The two 17-year-olds were stabbed to death on the same weekend in different parts of England, plunging friends and families into grief and igniting an intense political debate about why so many young people in Britain are being killed — and who is to blame.
“How many more?” asked the Daily Mail on Tuesday alongside photos of 27 teenagers who have been stabbed to death in the past year. The Daily Mirror pointed the finger at Prime Minister Theresa May: “How many more, Mrs. May?”
After falling for a decade, knife crime is on the rise in Britain. There were 285 knife murders in England and Wales in the year to March 2018, the highest number since comparable records began in 1946. The number of people admitted to hospitals with blade injuries rose 8 percent from the year before.
Knives are the most common murder weapon in the U.K., where guns are tightly restricted. About 40 percent of murder victims were stabbed to death last year, while only 4 percent were shot.
Both the causes of the crime wave and its solutions are hotly disputed. Police leaders and opposition politicians blame years of public spending cuts by the Conservative-led government, which has slashed funding to police by almost 20 percent since 2010, leading to 20,000 fewer officers on the streets.
Government cuts to local budgets also mean there are fewer youth programs and after-school activities and worse mental health services for young people in many areas.
“Of course there’s a link between youth centers having massive cuts, mental health services having massive cuts, schools having massive cuts, children’s services having massive cuts and young people having less constructive things to do,” said London Mayor Sadiq Khan, a member of the opposition Labour Party.
“The government needs to wake up, reverse these cuts to our police — but also our preventative services too,” he told Sky News.
The government denies austerity is to blame. May insisted Monday there was “no direct correlation between certain crimes and police numbers.”
She was contradicted by Britain’s most senior police officer, who said “of course there is” a link between crime levels and police numbers.
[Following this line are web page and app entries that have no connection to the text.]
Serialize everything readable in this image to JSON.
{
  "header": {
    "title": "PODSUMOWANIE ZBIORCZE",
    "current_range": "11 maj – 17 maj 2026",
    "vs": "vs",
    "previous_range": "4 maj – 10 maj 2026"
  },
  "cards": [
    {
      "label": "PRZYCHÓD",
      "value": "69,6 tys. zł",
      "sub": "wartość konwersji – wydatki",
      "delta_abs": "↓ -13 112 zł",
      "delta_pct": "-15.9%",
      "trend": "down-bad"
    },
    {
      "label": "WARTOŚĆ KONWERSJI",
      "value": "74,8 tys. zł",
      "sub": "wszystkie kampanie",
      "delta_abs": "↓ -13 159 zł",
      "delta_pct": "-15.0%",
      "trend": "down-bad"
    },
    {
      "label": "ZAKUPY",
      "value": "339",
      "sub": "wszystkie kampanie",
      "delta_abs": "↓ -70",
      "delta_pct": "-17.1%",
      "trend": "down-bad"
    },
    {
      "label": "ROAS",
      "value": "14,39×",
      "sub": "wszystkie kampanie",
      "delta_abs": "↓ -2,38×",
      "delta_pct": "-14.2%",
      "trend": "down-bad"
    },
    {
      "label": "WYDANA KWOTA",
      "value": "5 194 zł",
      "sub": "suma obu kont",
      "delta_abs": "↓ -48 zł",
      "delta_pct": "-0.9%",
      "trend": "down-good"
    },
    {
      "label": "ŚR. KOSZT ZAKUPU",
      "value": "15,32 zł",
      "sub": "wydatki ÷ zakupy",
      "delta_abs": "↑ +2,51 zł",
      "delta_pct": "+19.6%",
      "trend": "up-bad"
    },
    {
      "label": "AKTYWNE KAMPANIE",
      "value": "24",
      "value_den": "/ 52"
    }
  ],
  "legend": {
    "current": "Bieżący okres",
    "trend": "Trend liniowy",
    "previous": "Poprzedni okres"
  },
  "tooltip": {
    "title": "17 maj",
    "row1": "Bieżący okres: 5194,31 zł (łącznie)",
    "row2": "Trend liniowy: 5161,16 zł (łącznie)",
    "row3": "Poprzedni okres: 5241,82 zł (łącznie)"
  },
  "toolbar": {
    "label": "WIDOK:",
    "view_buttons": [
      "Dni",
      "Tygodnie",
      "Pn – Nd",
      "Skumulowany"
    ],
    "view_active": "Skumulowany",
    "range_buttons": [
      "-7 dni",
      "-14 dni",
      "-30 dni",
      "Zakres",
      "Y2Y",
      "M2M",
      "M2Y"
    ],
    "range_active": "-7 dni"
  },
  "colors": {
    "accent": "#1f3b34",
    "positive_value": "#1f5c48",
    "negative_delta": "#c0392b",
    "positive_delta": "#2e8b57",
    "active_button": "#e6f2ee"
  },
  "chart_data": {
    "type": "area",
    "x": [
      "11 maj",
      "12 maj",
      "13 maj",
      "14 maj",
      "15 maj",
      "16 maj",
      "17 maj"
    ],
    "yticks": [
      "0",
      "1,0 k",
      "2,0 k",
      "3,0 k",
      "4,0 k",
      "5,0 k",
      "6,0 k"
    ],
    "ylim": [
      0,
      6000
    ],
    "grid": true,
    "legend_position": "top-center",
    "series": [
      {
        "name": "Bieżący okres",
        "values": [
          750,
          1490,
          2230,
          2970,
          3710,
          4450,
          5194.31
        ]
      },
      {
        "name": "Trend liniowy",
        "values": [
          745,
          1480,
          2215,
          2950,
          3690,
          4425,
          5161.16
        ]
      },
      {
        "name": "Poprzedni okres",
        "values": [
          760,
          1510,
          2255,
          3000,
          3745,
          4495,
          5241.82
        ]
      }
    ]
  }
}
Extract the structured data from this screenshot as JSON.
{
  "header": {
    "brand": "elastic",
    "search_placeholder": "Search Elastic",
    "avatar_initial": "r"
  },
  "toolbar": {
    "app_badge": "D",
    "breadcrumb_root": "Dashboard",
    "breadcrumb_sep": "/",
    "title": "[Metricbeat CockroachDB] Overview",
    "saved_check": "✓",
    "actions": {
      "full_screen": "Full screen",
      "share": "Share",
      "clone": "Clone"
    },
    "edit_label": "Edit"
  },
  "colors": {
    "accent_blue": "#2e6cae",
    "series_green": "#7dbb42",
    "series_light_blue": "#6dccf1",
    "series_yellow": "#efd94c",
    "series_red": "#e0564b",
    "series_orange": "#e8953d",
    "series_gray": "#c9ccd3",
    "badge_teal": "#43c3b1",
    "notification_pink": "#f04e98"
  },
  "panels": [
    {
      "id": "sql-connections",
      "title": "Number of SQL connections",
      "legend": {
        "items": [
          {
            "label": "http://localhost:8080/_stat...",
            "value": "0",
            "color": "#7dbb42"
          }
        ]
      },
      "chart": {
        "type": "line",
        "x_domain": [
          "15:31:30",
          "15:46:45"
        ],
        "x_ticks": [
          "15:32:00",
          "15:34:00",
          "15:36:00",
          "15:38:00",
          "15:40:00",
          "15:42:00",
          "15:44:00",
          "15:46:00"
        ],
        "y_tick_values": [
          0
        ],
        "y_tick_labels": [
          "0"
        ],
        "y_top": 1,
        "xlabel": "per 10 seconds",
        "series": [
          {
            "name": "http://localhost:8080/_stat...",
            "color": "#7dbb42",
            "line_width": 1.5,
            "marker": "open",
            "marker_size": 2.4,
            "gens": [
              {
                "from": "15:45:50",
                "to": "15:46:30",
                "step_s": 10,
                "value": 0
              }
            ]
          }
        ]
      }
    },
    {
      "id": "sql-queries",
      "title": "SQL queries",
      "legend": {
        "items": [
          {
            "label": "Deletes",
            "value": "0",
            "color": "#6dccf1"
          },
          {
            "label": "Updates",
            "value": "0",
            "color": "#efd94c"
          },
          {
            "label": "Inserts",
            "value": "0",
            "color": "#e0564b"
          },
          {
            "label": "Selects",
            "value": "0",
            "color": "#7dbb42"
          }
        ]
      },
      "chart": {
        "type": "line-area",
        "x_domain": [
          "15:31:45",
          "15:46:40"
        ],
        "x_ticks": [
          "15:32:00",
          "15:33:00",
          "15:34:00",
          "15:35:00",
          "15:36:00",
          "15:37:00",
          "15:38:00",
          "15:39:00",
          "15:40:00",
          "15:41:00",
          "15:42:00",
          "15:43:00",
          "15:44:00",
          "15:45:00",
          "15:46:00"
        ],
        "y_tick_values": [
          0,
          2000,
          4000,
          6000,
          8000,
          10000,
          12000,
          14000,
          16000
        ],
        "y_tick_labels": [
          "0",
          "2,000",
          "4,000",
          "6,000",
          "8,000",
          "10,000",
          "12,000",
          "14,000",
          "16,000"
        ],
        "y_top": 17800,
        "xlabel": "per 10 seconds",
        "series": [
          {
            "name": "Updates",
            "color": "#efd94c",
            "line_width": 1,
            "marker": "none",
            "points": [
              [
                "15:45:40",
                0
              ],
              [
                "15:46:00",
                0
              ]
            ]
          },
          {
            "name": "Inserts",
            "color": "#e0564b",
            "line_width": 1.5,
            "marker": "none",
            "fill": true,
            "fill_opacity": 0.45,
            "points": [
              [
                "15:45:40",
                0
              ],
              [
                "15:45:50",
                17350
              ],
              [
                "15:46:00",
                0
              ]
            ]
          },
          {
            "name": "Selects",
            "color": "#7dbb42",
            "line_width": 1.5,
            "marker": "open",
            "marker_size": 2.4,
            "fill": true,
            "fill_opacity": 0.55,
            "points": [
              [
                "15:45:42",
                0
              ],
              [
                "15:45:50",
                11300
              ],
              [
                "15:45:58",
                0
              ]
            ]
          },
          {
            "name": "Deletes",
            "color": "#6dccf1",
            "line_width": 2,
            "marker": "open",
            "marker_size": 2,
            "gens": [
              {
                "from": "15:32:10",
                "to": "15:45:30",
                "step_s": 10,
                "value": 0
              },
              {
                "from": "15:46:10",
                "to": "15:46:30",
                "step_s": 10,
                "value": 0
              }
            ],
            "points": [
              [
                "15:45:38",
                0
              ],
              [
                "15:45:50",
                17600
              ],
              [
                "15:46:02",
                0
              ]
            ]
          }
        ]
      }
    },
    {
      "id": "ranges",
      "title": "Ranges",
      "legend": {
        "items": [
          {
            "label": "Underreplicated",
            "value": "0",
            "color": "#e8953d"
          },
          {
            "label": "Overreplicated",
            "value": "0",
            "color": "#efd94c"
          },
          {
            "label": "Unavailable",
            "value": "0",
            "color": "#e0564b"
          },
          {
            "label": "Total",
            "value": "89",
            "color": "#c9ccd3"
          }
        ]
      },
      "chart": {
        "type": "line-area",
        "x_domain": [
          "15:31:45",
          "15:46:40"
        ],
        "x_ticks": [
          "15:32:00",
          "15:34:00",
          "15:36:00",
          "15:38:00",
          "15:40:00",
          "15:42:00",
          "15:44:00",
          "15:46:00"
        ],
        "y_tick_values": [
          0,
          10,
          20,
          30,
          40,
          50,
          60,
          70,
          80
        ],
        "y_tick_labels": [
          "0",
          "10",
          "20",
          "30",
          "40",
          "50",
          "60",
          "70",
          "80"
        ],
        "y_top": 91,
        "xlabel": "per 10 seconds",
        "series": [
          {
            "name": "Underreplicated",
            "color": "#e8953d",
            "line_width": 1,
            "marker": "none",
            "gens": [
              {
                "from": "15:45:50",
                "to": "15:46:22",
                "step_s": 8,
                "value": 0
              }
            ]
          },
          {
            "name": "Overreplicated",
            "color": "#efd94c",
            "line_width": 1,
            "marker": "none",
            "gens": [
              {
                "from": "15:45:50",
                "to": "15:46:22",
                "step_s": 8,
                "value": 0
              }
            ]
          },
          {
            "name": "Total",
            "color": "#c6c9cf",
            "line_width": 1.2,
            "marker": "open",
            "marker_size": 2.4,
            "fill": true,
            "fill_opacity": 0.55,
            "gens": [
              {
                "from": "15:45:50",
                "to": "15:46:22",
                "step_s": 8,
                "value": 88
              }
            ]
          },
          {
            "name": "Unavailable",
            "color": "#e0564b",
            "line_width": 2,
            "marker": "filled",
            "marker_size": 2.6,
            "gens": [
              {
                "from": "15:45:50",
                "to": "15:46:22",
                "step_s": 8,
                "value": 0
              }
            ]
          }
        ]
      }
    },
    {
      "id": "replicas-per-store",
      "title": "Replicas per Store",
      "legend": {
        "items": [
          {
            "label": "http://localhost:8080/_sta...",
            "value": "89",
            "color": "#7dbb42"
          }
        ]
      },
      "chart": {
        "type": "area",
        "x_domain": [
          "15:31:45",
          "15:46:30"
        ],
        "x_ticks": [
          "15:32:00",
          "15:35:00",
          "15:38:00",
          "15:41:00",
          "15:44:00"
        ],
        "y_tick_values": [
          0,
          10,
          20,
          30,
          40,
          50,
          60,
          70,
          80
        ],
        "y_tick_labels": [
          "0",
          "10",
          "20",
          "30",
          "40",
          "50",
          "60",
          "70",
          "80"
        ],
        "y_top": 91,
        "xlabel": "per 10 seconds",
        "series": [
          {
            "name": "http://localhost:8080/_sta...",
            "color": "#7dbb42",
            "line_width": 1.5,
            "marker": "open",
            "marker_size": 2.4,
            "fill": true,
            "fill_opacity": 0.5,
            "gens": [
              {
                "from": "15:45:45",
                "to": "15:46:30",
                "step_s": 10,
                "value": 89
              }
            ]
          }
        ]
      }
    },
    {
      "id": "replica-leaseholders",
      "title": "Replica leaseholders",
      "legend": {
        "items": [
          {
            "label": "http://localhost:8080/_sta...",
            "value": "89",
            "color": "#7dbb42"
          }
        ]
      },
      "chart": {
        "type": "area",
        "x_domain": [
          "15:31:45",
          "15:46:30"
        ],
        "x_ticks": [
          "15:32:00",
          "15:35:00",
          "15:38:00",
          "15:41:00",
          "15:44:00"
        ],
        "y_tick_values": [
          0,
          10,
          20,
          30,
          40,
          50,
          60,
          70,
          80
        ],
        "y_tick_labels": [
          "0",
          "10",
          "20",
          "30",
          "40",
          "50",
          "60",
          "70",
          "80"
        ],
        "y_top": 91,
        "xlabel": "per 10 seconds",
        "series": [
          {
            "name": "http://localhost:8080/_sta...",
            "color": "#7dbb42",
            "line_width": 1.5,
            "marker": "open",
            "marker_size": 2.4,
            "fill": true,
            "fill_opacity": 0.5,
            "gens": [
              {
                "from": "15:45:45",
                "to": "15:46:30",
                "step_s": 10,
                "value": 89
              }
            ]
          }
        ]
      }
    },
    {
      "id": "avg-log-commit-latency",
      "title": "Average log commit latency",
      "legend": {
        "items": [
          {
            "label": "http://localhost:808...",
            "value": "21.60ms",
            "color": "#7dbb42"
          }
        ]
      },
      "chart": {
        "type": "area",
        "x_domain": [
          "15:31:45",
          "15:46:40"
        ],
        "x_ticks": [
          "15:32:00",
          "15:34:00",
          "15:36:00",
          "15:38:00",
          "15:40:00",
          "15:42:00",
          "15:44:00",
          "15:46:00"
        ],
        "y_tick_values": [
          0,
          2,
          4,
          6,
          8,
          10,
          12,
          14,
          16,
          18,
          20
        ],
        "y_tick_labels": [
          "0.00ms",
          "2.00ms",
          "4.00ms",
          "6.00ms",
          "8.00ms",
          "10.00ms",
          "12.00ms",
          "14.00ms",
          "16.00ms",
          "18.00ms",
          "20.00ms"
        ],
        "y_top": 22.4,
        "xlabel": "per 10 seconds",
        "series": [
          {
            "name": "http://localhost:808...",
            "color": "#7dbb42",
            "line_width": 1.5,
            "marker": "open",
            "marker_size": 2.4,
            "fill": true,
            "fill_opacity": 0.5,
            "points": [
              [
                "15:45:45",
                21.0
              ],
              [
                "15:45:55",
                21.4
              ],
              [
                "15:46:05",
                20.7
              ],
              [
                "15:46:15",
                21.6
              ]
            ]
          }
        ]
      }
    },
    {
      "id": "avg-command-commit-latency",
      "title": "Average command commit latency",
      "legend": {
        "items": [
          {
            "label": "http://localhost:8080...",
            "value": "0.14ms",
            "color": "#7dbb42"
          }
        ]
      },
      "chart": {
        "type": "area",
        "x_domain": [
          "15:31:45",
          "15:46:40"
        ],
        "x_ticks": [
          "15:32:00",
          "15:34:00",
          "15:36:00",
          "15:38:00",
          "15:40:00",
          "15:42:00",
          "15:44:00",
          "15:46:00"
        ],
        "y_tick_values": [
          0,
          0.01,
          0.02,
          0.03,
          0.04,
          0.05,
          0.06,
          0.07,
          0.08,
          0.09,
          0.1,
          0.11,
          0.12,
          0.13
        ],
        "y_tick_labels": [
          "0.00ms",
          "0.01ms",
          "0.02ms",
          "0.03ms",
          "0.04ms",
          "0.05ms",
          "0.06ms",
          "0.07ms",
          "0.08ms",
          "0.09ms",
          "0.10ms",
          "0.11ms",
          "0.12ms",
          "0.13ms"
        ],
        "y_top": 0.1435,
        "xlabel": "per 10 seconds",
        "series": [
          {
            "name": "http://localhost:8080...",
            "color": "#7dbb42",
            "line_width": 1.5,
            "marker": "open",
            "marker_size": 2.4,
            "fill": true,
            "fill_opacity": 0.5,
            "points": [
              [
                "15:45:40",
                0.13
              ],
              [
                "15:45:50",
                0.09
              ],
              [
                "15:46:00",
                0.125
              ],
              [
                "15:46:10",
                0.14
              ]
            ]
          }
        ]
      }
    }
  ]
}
“In the last few years police officer numbers have gone down a lot, there’s been a lot of other cuts in public services, there has been more demand for policing and therefore there must be something,” Metropolitan Police chief Cressida Dick told radio station LBC.
Experts say rising crime can’t be blamed solely on government cuts. Police and community workers say the surge in violence is partly driven by battles over control of the illegal drug trade. Social media plays a role in escalating disputes from online threats into real-life violence.
In London, authorities recently set up a Violence Reduction Unit, which treats violence as a public health issue, rather than simply as a law-and-order problem. It brings together police, health workers, probation staff and community groups, seeking to identify potential perpetrators and victims and tried to steer them away from crime.
London’s approach is modeled on a program introduced in the early 2000s in Glasgow, Scotland, which managed to reduce murders in the city by almost half.
It’s a long-term approach whose results may not be clear for years. Meanwhile, the families of the latest victims await justice.
Two teens have been arrested over the death of Makki, who was stabbed in the street Saturday in a wealthy commuter village on the edge of Manchester. They have not been charged.
Police have not made any arrests in connection with the killing of Chesney, who was stabbed in the back Friday evening as she sat on a park bench with friends in an eastern suburb of London.
Some in Britain are calling for longer sentences for knife crimes, which have already been toughened in recent years. Merely carrying a bladed weapon can bring a four-year prison sentence.
“My argument is build more prisons — we need to have a consequence,” said John Apter, national chairman of police officers’ union the Police Federation of England and Wales.
But Tim Bateman, an expert in youth justice at the University of Bedfordshire, said a “getting tough” approach would likely be counterproductive.
“Young people in particular tend not to think through the consequences of their actions, so responses that that rely on deterrence simply don’t work,” he said.